Dataset rows describing interfaces
§ §

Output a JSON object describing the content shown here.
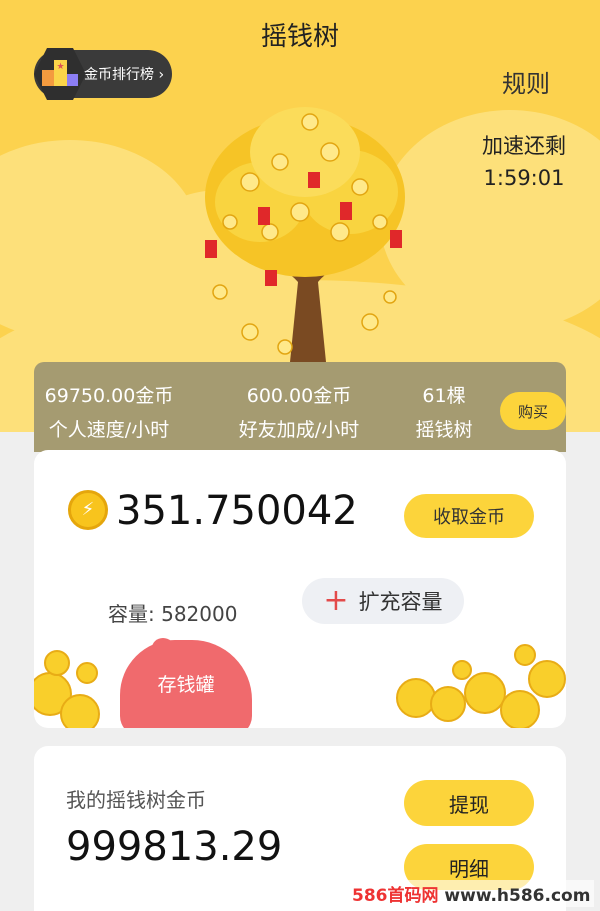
{
  "header": {
    "title": "摇钱树",
    "rank_label": "金币排行榜 ›",
    "rules_label": "规则"
  },
  "speedup": {
    "label": "加速还剩",
    "time": "1:59:01"
  },
  "stats": [
    {
      "value": "69750.00金币",
      "label": "个人速度/小时"
    },
    {
      "value": "600.00金币",
      "label": "好友加成/小时"
    },
    {
      "value": "61棵",
      "label": "摇钱树"
    }
  ],
  "buy_label": "购买",
  "wallet": {
    "balance": "351.750042",
    "collect_label": "收取金币",
    "capacity": "容量: 582000",
    "expand_label": "扩充容量",
    "piggy_label": "存钱罐"
  },
  "my_coins": {
    "label": "我的摇钱树金币",
    "value": "999813.29",
    "withdraw_label": "提现",
    "detail_label": "明细"
  },
  "watermark": {
    "brand": "586首码网",
    "url": "www.h586.com"
  },
  "colors": {
    "accent": "#fcd43b",
    "hero_bg": "#fcd24e",
    "stats_bg": "#a59b71"
  }
}
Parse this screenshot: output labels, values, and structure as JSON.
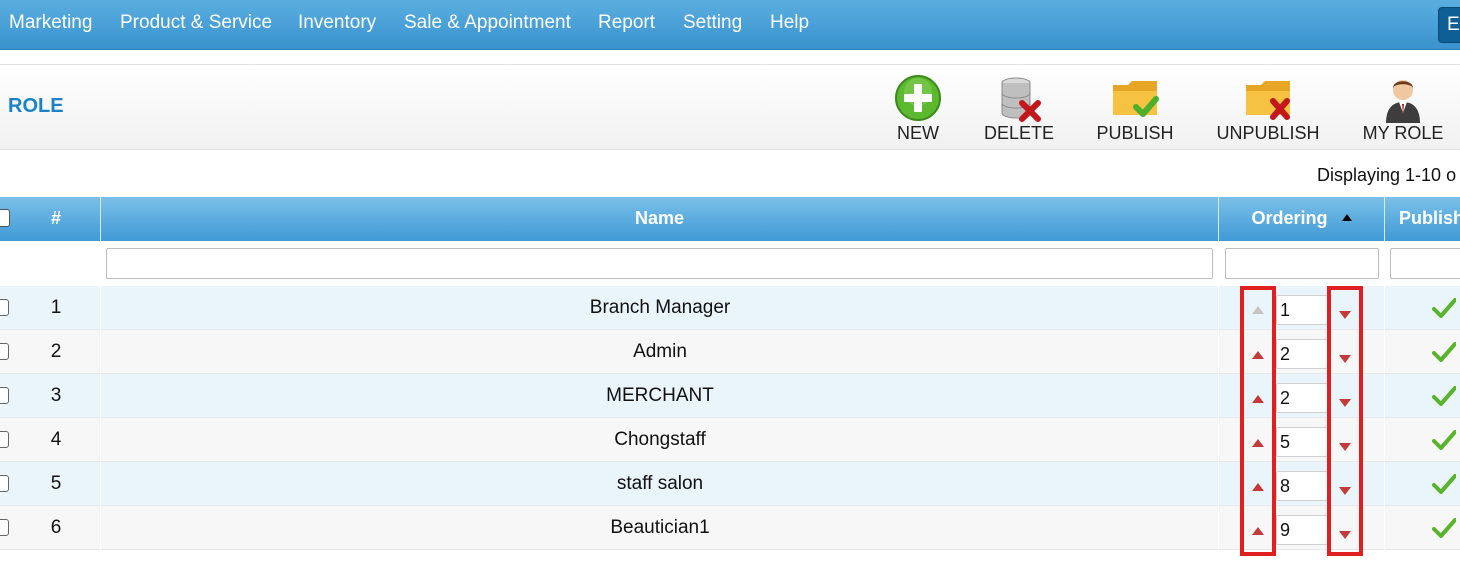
{
  "nav": {
    "items": [
      "Marketing",
      "Product & Service",
      "Inventory",
      "Sale & Appointment",
      "Report",
      "Setting",
      "Help"
    ],
    "language_button": "En"
  },
  "page": {
    "title": "ROLE"
  },
  "toolbar": {
    "new_label": "NEW",
    "delete_label": "DELETE",
    "publish_label": "PUBLISH",
    "unpublish_label": "UNPUBLISH",
    "my_role_label": "MY ROLE"
  },
  "pagination": {
    "displaying": "Displaying 1-10 o"
  },
  "grid": {
    "columns": {
      "number": "#",
      "name": "Name",
      "ordering": "Ordering",
      "publish": "Publish"
    },
    "sort": {
      "column": "ordering",
      "direction": "ascending"
    },
    "rows": [
      {
        "number": "1",
        "name": "Branch Manager",
        "ordering": "1",
        "published": true,
        "up_disabled": true
      },
      {
        "number": "2",
        "name": "Admin",
        "ordering": "2",
        "published": true,
        "up_disabled": false
      },
      {
        "number": "3",
        "name": "MERCHANT",
        "ordering": "2",
        "published": true,
        "up_disabled": false
      },
      {
        "number": "4",
        "name": "Chongstaff",
        "ordering": "5",
        "published": true,
        "up_disabled": false
      },
      {
        "number": "5",
        "name": "staff salon",
        "ordering": "8",
        "published": true,
        "up_disabled": false
      },
      {
        "number": "6",
        "name": "Beautician1",
        "ordering": "9",
        "published": true,
        "up_disabled": false
      }
    ]
  },
  "colors": {
    "nav_bg": "#3a93cf",
    "title": "#1a83c8",
    "header_bg": "#4fa4da",
    "odd_row": "#eaf4fb",
    "even_row": "#f7f7f7",
    "arrow": "#c43a3a",
    "highlight": "#e02020",
    "publish_check": "#59b42c"
  }
}
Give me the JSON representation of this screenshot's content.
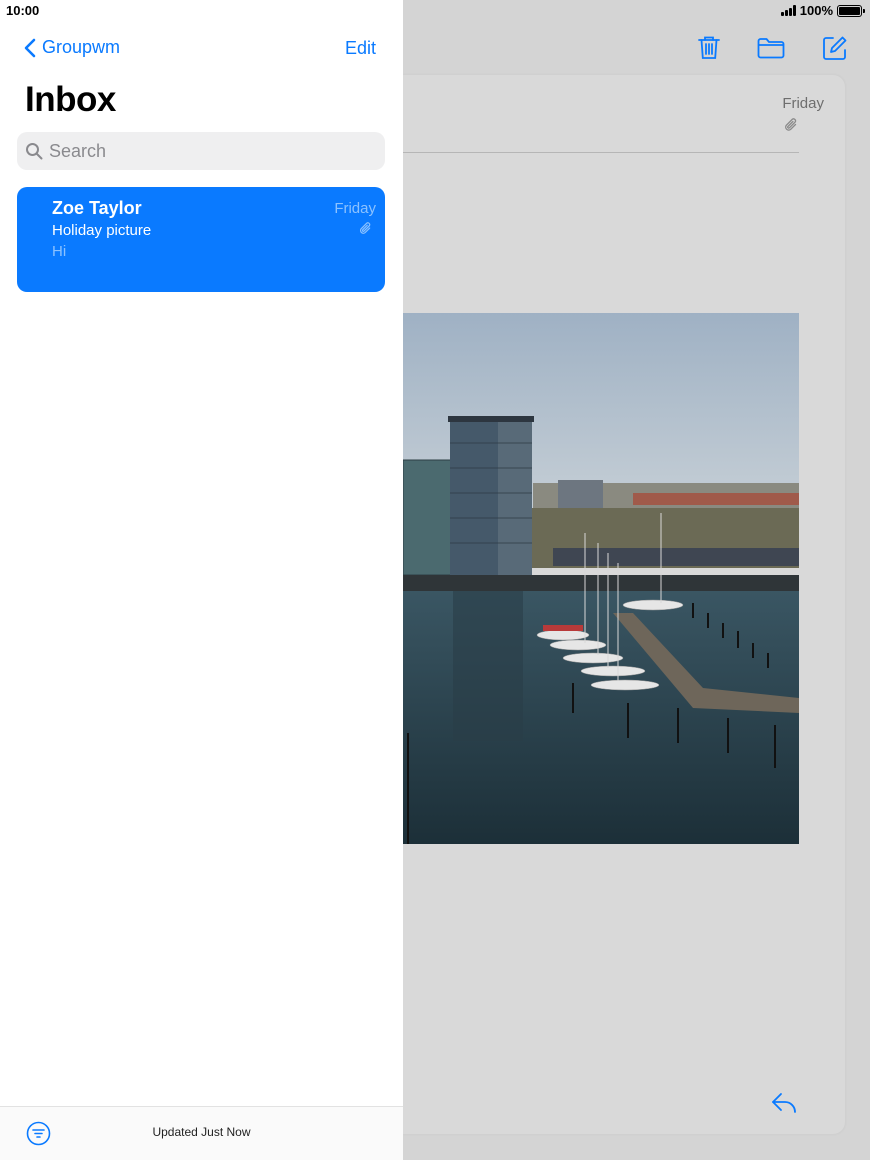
{
  "status": {
    "time": "10:00",
    "battery": "100%"
  },
  "sidebar": {
    "back_label": "Groupwm",
    "edit_label": "Edit",
    "title": "Inbox",
    "search_placeholder": "Search",
    "messages": [
      {
        "sender": "Zoe Taylor",
        "subject": "Holiday picture",
        "preview": "Hi",
        "date": "Friday",
        "has_attachment": true,
        "selected": true
      }
    ],
    "footer_status": "Updated Just Now"
  },
  "message": {
    "date": "Friday",
    "has_attachment": true
  },
  "icons": {
    "toolbar": [
      "trash-icon",
      "folder-icon",
      "compose-icon"
    ],
    "reply": "reply-icon",
    "filter": "filter-icon"
  },
  "colors": {
    "accent": "#0a7aff",
    "selected_row": "#0a7aff"
  }
}
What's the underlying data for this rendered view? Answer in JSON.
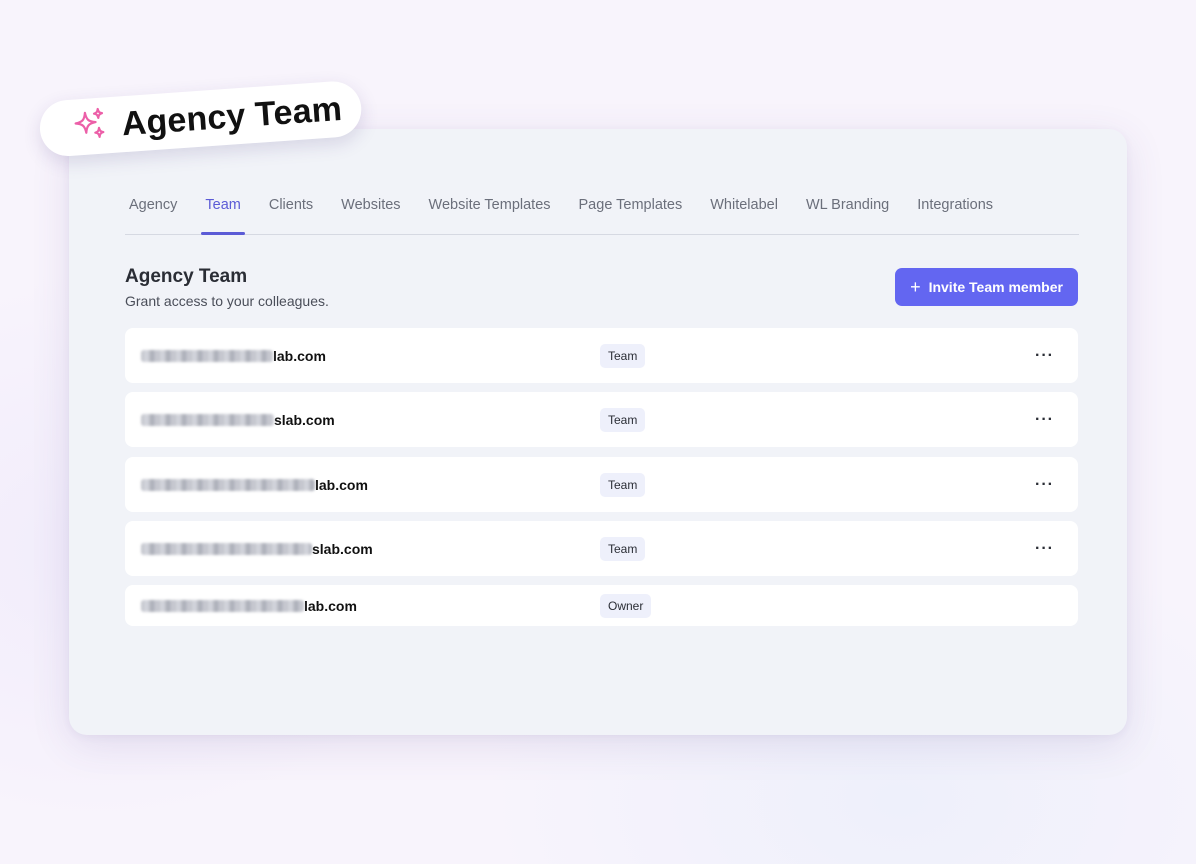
{
  "badge": {
    "title": "Agency Team",
    "icon": "sparkles-icon"
  },
  "tabs": [
    {
      "label": "Agency",
      "active": false
    },
    {
      "label": "Team",
      "active": true
    },
    {
      "label": "Clients",
      "active": false
    },
    {
      "label": "Websites",
      "active": false
    },
    {
      "label": "Website Templates",
      "active": false
    },
    {
      "label": "Page Templates",
      "active": false
    },
    {
      "label": "Whitelabel",
      "active": false
    },
    {
      "label": "WL Branding",
      "active": false
    },
    {
      "label": "Integrations",
      "active": false
    }
  ],
  "section": {
    "title": "Agency Team",
    "subtitle": "Grant access to your colleagues.",
    "invite_label": "Invite Team member",
    "invite_icon": "plus-icon"
  },
  "members": [
    {
      "email_visible": "lab.com",
      "role": "Team",
      "menu": "···"
    },
    {
      "email_visible": "slab.com",
      "role": "Team",
      "menu": "···"
    },
    {
      "email_visible": "lab.com",
      "role": "Team",
      "menu": "···"
    },
    {
      "email_visible": "slab.com",
      "role": "Team",
      "menu": "···"
    },
    {
      "email_visible": "lab.com",
      "role": "Owner",
      "menu": ""
    }
  ],
  "colors": {
    "accent": "#6366f1",
    "sparkle": "#ec5fa8"
  }
}
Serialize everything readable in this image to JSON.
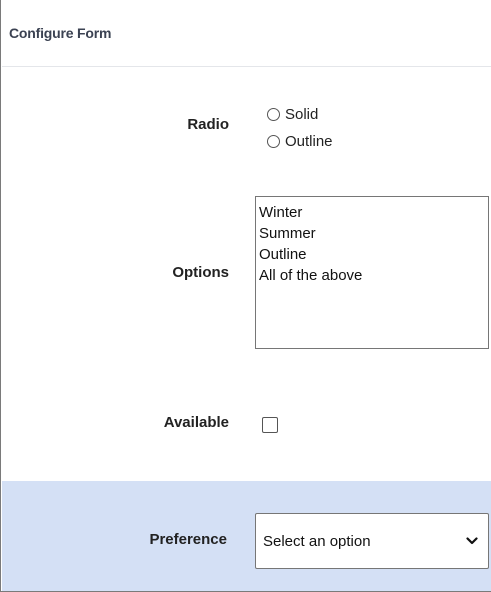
{
  "header": {
    "title": "Configure Form"
  },
  "radio": {
    "label": "Radio",
    "options": [
      "Solid",
      "Outline"
    ]
  },
  "options": {
    "label": "Options",
    "items": [
      "Winter",
      "Summer",
      "Outline",
      "All of the above"
    ]
  },
  "available": {
    "label": "Available",
    "checked": false
  },
  "preference": {
    "label": "Preference",
    "selected": "Select an option"
  },
  "colors": {
    "band": "#d4e0f5",
    "border": "#767676"
  }
}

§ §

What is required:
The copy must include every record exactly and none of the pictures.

Written response:
Output a JSON object describing the content shown here.
{
  "header": {
    "title": "摇钱树",
    "rank_label": "金币排行榜 ›",
    "rules_label": "规则"
  },
  "speedup": {
    "label": "加速还剩",
    "time": "1:59:01"
  },
  "stats": [
    {
      "value": "69750.00金币",
      "label": "个人速度/小时"
    },
    {
      "value": "600.00金币",
      "label": "好友加成/小时"
    },
    {
      "value": "61棵",
      "label": "摇钱树"
    }
  ],
  "buy_label": "购买",
  "wallet": {
    "balance": "351.750042",
    "collect_label": "收取金币",
    "capacity": "容量: 582000",
    "expand_label": "扩充容量",
    "piggy_label": "存钱罐"
  },
  "my_coins": {
    "label": "我的摇钱树金币",
    "value": "999813.29",
    "withdraw_label": "提现",
    "detail_label": "明细"
  },
  "watermark": {
    "brand": "586首码网",
    "url": "www.h586.com"
  },
  "colors": {
    "accent": "#fcd43b",
    "hero_bg": "#fcd24e",
    "stats_bg": "#a59b71"
  }
}
Parse this screenshot: output labels, values, and structure as JSON.
{
  "nav": {
    "items": [
      "Marketing",
      "Product & Service",
      "Inventory",
      "Sale & Appointment",
      "Report",
      "Setting",
      "Help"
    ],
    "language_button": "En"
  },
  "page": {
    "title": "ROLE"
  },
  "toolbar": {
    "new_label": "NEW",
    "delete_label": "DELETE",
    "publish_label": "PUBLISH",
    "unpublish_label": "UNPUBLISH",
    "my_role_label": "MY ROLE"
  },
  "pagination": {
    "displaying": "Displaying 1-10 o"
  },
  "grid": {
    "columns": {
      "number": "#",
      "name": "Name",
      "ordering": "Ordering",
      "publish": "Publish"
    },
    "sort": {
      "column": "ordering",
      "direction": "ascending"
    },
    "rows": [
      {
        "number": "1",
        "name": "Branch Manager",
        "ordering": "1",
        "published": true,
        "up_disabled": true
      },
      {
        "number": "2",
        "name": "Admin",
        "ordering": "2",
        "published": true,
        "up_disabled": false
      },
      {
        "number": "3",
        "name": "MERCHANT",
        "ordering": "2",
        "published": true,
        "up_disabled": false
      },
      {
        "number": "4",
        "name": "Chongstaff",
        "ordering": "5",
        "published": true,
        "up_disabled": false
      },
      {
        "number": "5",
        "name": "staff salon",
        "ordering": "8",
        "published": true,
        "up_disabled": false
      },
      {
        "number": "6",
        "name": "Beautician1",
        "ordering": "9",
        "published": true,
        "up_disabled": false
      }
    ]
  },
  "colors": {
    "nav_bg": "#3a93cf",
    "title": "#1a83c8",
    "header_bg": "#4fa4da",
    "odd_row": "#eaf4fb",
    "even_row": "#f7f7f7",
    "arrow": "#c43a3a",
    "highlight": "#e02020",
    "publish_check": "#59b42c"
  }
}
Give me the JSON representation of this screenshot's content.
{
  "status": {
    "time": "10:00",
    "battery": "100%"
  },
  "sidebar": {
    "back_label": "Groupwm",
    "edit_label": "Edit",
    "title": "Inbox",
    "search_placeholder": "Search",
    "messages": [
      {
        "sender": "Zoe Taylor",
        "subject": "Holiday picture",
        "preview": "Hi",
        "date": "Friday",
        "has_attachment": true,
        "selected": true
      }
    ],
    "footer_status": "Updated Just Now"
  },
  "message": {
    "date": "Friday",
    "has_attachment": true
  },
  "icons": {
    "toolbar": [
      "trash-icon",
      "folder-icon",
      "compose-icon"
    ],
    "reply": "reply-icon",
    "filter": "filter-icon"
  },
  "colors": {
    "accent": "#0a7aff",
    "selected_row": "#0a7aff"
  }
}
What's the underlying data for this rendered view? Answer in JSON.
{
  "badge": {
    "title": "Agency Team",
    "icon": "sparkles-icon"
  },
  "tabs": [
    {
      "label": "Agency",
      "active": false
    },
    {
      "label": "Team",
      "active": true
    },
    {
      "label": "Clients",
      "active": false
    },
    {
      "label": "Websites",
      "active": false
    },
    {
      "label": "Website Templates",
      "active": false
    },
    {
      "label": "Page Templates",
      "active": false
    },
    {
      "label": "Whitelabel",
      "active": false
    },
    {
      "label": "WL Branding",
      "active": false
    },
    {
      "label": "Integrations",
      "active": false
    }
  ],
  "section": {
    "title": "Agency Team",
    "subtitle": "Grant access to your colleagues.",
    "invite_label": "Invite Team member",
    "invite_icon": "plus-icon"
  },
  "members": [
    {
      "email_visible": "lab.com",
      "role": "Team",
      "menu": "···"
    },
    {
      "email_visible": "slab.com",
      "role": "Team",
      "menu": "···"
    },
    {
      "email_visible": "lab.com",
      "role": "Team",
      "menu": "···"
    },
    {
      "email_visible": "slab.com",
      "role": "Team",
      "menu": "···"
    },
    {
      "email_visible": "lab.com",
      "role": "Owner",
      "menu": ""
    }
  ],
  "colors": {
    "accent": "#6366f1",
    "sparkle": "#ec5fa8"
  }
}
Serialize everything readable in this image to JSON.
{
  "header": {
    "title": "Configure Form"
  },
  "radio": {
    "label": "Radio",
    "options": [
      "Solid",
      "Outline"
    ]
  },
  "options": {
    "label": "Options",
    "items": [
      "Winter",
      "Summer",
      "Outline",
      "All of the above"
    ]
  },
  "available": {
    "label": "Available",
    "checked": false
  },
  "preference": {
    "label": "Preference",
    "selected": "Select an option"
  },
  "colors": {
    "band": "#d4e0f5",
    "border": "#767676"
  }
}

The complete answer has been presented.